I just loved night's episode and it's going to be hard for me to write about it without coming off like a complete fanpoodle. The opening scene where Sookie broke Eric's nose and he called her Snookie had me cracking up. For me, Skaarsgard made this entire episode. The sweet vulnerability that he showed was absolutely magnificent and if I didn't have a huge crush on him before, it certainly would exist after last night. Aren't low cut hip hugging jeans a God/Goddess send? I am looking forward to an entire season of this new Eric. How could you not love the mischievous boy that he played?
Watching the relationship between Jessica and Bill was really very sweet and served to remind the viewer that Bill can care about someone beyond his special Sook-eh. He has come a long way from the vampire who first tried to pawn Jessica off on Eric. He took the time to give Jessica advice which he certainly did not follow in his relationship, which is to tell the truth. Unfortunately for Hoyt, truth did not mean dealing with the consequences of the hurt.
Outside of my fanpoodling and sqweeing about how hot Eric is, I did catch the overarching theme in last nights episode - intimate partner violence. Normally when we think of domestic violence, we think of it as a crime perpetrated by a man against a woman. Even though women have been to known to be the perpetrators/aggressors, this is something that is rarely explored in the media. It is further under reported, because the victim faces dealing with emasculinization from the people who are supposed to help him, and there are very limited resources in existence to deal with battered and abused men. It was an absolute violation of Hoyt's person to be glamored. He knew that Jessica was trying to do this to him and he closed his eyes and said to her, "don't you dare", but she went ahead and did this anyway.
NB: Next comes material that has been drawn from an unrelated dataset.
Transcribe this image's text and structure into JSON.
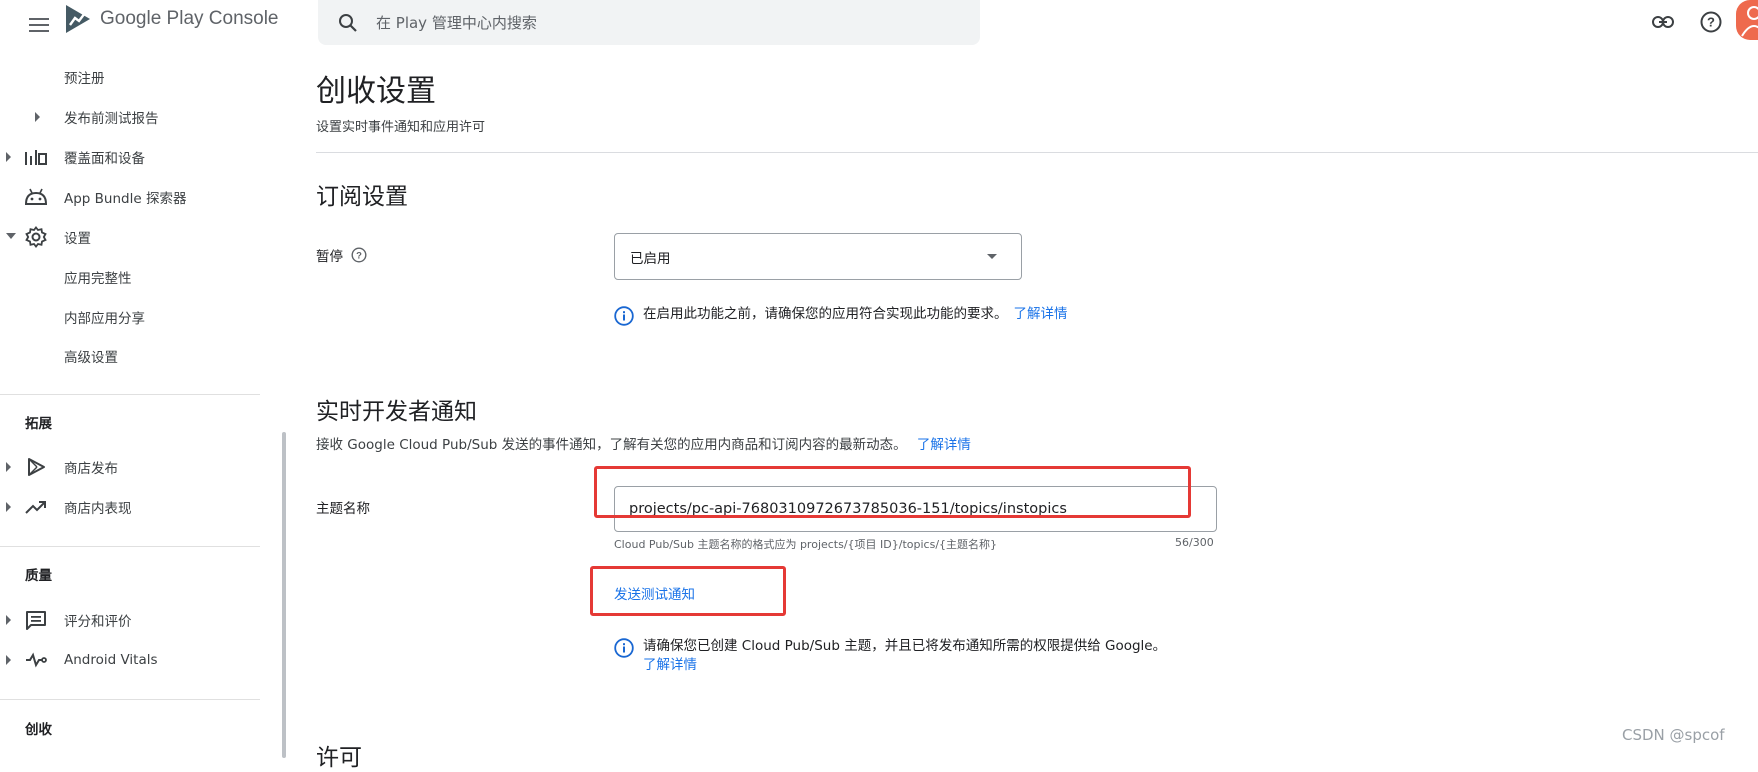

This was a selfish act born completely out of power. Even though Jessica's facial expression indicated that she was disturbed by her action she still chose to violate Hoyt.